[Prompt]
Below are some records: retype them all exactly, but not the pictures.
——
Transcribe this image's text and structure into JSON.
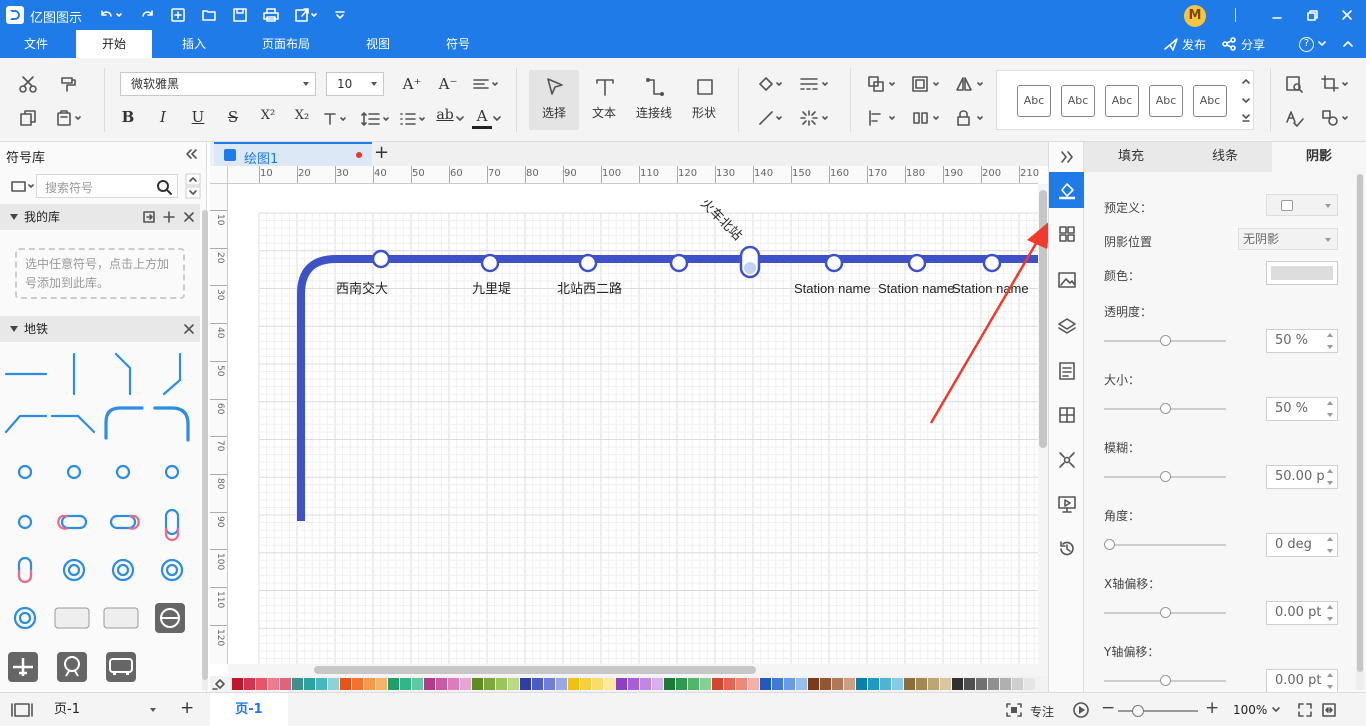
{
  "app": {
    "title": "亿图图示"
  },
  "menu": {
    "items": [
      "文件",
      "开始",
      "插入",
      "页面布局",
      "视图",
      "符号"
    ],
    "active": "开始"
  },
  "titlebar_right": {
    "publish": "发布",
    "share": "分享",
    "help": "?"
  },
  "ribbon": {
    "font_family": "微软雅黑",
    "font_size": "10",
    "select_label": "选择",
    "text_label": "文本",
    "connector_label": "连接线",
    "shape_label": "形状",
    "style_sample": "Abc",
    "bold": "B",
    "italic": "I",
    "underline": "U",
    "strike": "S",
    "sup": "X²",
    "sub": "X₂",
    "ab": "ab",
    "fontcolor": "A",
    "grow": "A⁺",
    "shrink": "A⁻"
  },
  "library": {
    "title": "符号库",
    "search_placeholder": "搜索符号",
    "my_library": "我的库",
    "my_library_hint": "选中任意符号，点击上方加号添加到此库。",
    "metro_section": "地铁"
  },
  "document": {
    "tab_name": "绘图1",
    "new_tab": "+"
  },
  "ruler": {
    "h_ticks": [
      "10",
      "20",
      "30",
      "40",
      "50",
      "60",
      "70",
      "80",
      "90",
      "100",
      "110",
      "120",
      "130",
      "140",
      "150",
      "160",
      "170",
      "180",
      "190",
      "200",
      "210"
    ],
    "v_ticks": [
      "10",
      "20",
      "30",
      "40",
      "50",
      "60",
      "70",
      "80",
      "90",
      "100",
      "110",
      "120"
    ]
  },
  "canvas": {
    "line_color": "#3f51c7",
    "stations": [
      "西南交大",
      "九里堤",
      "北站西二路",
      "火车北站",
      "Station name",
      "Station name",
      "Station name"
    ]
  },
  "right_panel": {
    "tabs": [
      "填充",
      "线条",
      "阴影"
    ],
    "active_tab": "阴影",
    "preset_label": "预定义：",
    "position_label": "阴影位置",
    "position_value": "无阴影",
    "color_label": "颜色：",
    "opacity_label": "透明度：",
    "opacity_value": "50 %",
    "opacity_level": 0.5,
    "size_label": "大小：",
    "size_value": "50 %",
    "size_level": 0.5,
    "blur_label": "模糊：",
    "blur_value": "50.00 p",
    "blur_level": 0.5,
    "angle_label": "角度：",
    "angle_value": "0 deg",
    "angle_level": 0,
    "xoffset_label": "X轴偏移：",
    "xoffset_value": "0.00 pt",
    "xoffset_level": 0.5,
    "yoffset_label": "Y轴偏移：",
    "yoffset_value": "0.00 pt",
    "yoffset_level": 0.5
  },
  "status": {
    "page_select": "页-1",
    "add_page": "+",
    "page_tab": "页-1",
    "focus": "专注",
    "zoom": "100%",
    "zoom_minus": "−",
    "zoom_plus": "+"
  },
  "colors": {
    "accent": "#1e7be8",
    "arrow": "#f03a2e",
    "metro_blue": "#3f51c7",
    "shape_blue": "#2d8de0"
  }
}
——
[Exercise result]
Transcribe this image's text and structure into JSON.
{
  "app": {
    "title": "亿图图示"
  },
  "menu": {
    "items": [
      "文件",
      "开始",
      "插入",
      "页面布局",
      "视图",
      "符号"
    ],
    "active": "开始"
  },
  "titlebar_right": {
    "publish": "发布",
    "share": "分享",
    "help": "?"
  },
  "ribbon": {
    "font_family": "微软雅黑",
    "font_size": "10",
    "select_label": "选择",
    "text_label": "文本",
    "connector_label": "连接线",
    "shape_label": "形状",
    "style_sample": "Abc",
    "bold": "B",
    "italic": "I",
    "underline": "U",
    "strike": "S",
    "sup": "X²",
    "sub": "X₂",
    "ab": "ab",
    "fontcolor": "A",
    "grow": "A⁺",
    "shrink": "A⁻"
  },
  "library": {
    "title": "符号库",
    "search_placeholder": "搜索符号",
    "my_library": "我的库",
    "my_library_hint": "选中任意符号，点击上方加号添加到此库。",
    "metro_section": "地铁"
  },
  "document": {
    "tab_name": "绘图1",
    "new_tab": "+"
  },
  "ruler": {
    "h_ticks": [
      "10",
      "20",
      "30",
      "40",
      "50",
      "60",
      "70",
      "80",
      "90",
      "100",
      "110",
      "120",
      "130",
      "140",
      "150",
      "160",
      "170",
      "180",
      "190",
      "200",
      "210"
    ],
    "v_ticks": [
      "10",
      "20",
      "30",
      "40",
      "50",
      "60",
      "70",
      "80",
      "90",
      "100",
      "110",
      "120"
    ]
  },
  "canvas": {
    "line_color": "#3f51c7",
    "stations": [
      "西南交大",
      "九里堤",
      "北站西二路",
      "火车北站",
      "Station name",
      "Station name",
      "Station name"
    ]
  },
  "right_panel": {
    "tabs": [
      "填充",
      "线条",
      "阴影"
    ],
    "active_tab": "阴影",
    "preset_label": "预定义：",
    "position_label": "阴影位置",
    "position_value": "无阴影",
    "color_label": "颜色：",
    "opacity_label": "透明度：",
    "opacity_value": "50 %",
    "opacity_level": 0.5,
    "size_label": "大小：",
    "size_value": "50 %",
    "size_level": 0.5,
    "blur_label": "模糊：",
    "blur_value": "50.00 p",
    "blur_level": 0.5,
    "angle_label": "角度：",
    "angle_value": "0 deg",
    "angle_level": 0,
    "xoffset_label": "X轴偏移：",
    "xoffset_value": "0.00 pt",
    "xoffset_level": 0.5,
    "yoffset_label": "Y轴偏移：",
    "yoffset_value": "0.00 pt",
    "yoffset_level": 0.5
  },
  "status": {
    "page_select": "页-1",
    "add_page": "+",
    "page_tab": "页-1",
    "focus": "专注",
    "zoom": "100%",
    "zoom_minus": "−",
    "zoom_plus": "+"
  },
  "colors": {
    "accent": "#1e7be8",
    "arrow": "#f03a2e",
    "metro_blue": "#3f51c7",
    "shape_blue": "#2d8de0"
  }
}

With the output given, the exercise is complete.